A significant element of being in control of a situation is having the associated feeling: that calm sense that you’re not overwhelmed, that you can handle it. A small herd of elephants in the distance doesn’t seem all that dangerous. Not until it is picking up speed and heading in your direction. Not surprisingly, the same applies to passwords.
Have you ever asked a stranger how many passwords he or she has?
I have. (It’s an occupational hazard.)
I’ll start by saying that I don’t harass strangers in shopping malls. But, when I’m at a conference or trade event, or at a party, and I find myself talking with someone I’ve never met, the talk often turns to security and passwords – and then I pounce!
The great majority of answers fall into the following categories:
“I don’t know.“
And the #1 answer:
Almost no one says “none of your business!” (Hooray for friendly strangers and informal surveys!)
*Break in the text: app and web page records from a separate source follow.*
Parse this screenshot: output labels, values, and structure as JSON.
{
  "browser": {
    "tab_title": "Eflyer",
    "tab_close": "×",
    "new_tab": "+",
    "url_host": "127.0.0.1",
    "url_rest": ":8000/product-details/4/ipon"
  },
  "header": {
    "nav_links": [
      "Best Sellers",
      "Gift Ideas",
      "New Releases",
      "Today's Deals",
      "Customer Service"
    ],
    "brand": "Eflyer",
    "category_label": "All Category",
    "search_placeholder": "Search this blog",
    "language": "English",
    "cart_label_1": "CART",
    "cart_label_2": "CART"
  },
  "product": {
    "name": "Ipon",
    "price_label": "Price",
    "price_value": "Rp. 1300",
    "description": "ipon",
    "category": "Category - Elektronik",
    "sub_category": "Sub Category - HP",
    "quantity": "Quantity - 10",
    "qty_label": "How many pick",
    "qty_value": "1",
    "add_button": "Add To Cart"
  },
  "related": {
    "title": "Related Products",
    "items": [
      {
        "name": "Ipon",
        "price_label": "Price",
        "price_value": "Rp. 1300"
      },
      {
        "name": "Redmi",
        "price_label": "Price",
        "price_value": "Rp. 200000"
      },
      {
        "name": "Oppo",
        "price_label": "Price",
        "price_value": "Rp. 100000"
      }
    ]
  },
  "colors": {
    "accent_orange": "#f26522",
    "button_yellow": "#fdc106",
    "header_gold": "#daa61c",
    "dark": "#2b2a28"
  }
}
“Too many” suggests that the person is overwhelmed. This is entirely understandable in today’s world where, just about everything we do requires an online password.
Depending on the body language, “I don’t know” usually means they just don’t care. Because passwords are so prevalent, they have lost their significance for these folks.
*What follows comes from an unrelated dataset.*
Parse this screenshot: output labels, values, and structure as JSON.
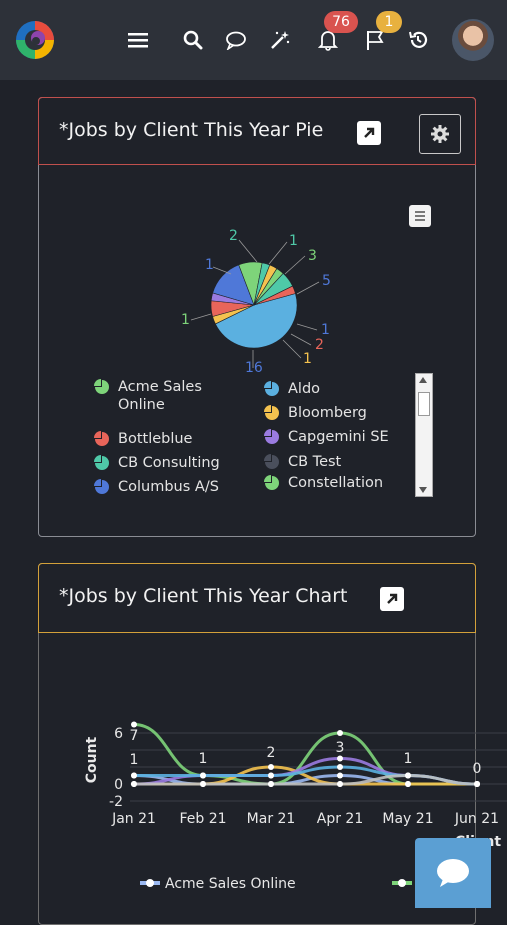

Neither of the first two answers suggests a healthy approach to security, but it’s the “10-15” response that is thought provoking because it is so specific, and it is such a popular answer. The response isn’t usually just blurted out without any thought: I can see the little cogs and sprockets turning inside their heads as they try to put a number on it. They are counting up the little cubbies in their brain where passwords are stored.
These folks think that arriving at an answer of 10-15 is great, because 10-15 of just about anything is pretty manageable. Even a stampede of 10-15 elephants doesn’t sound too dangerous.
And that’s the problem: 10-15 seems so reasonable.
Because the number they have in their heads sounds manageable, most people think they’re in control. And because they think they’re in control, they…
Read the rest at the IT-ology blog.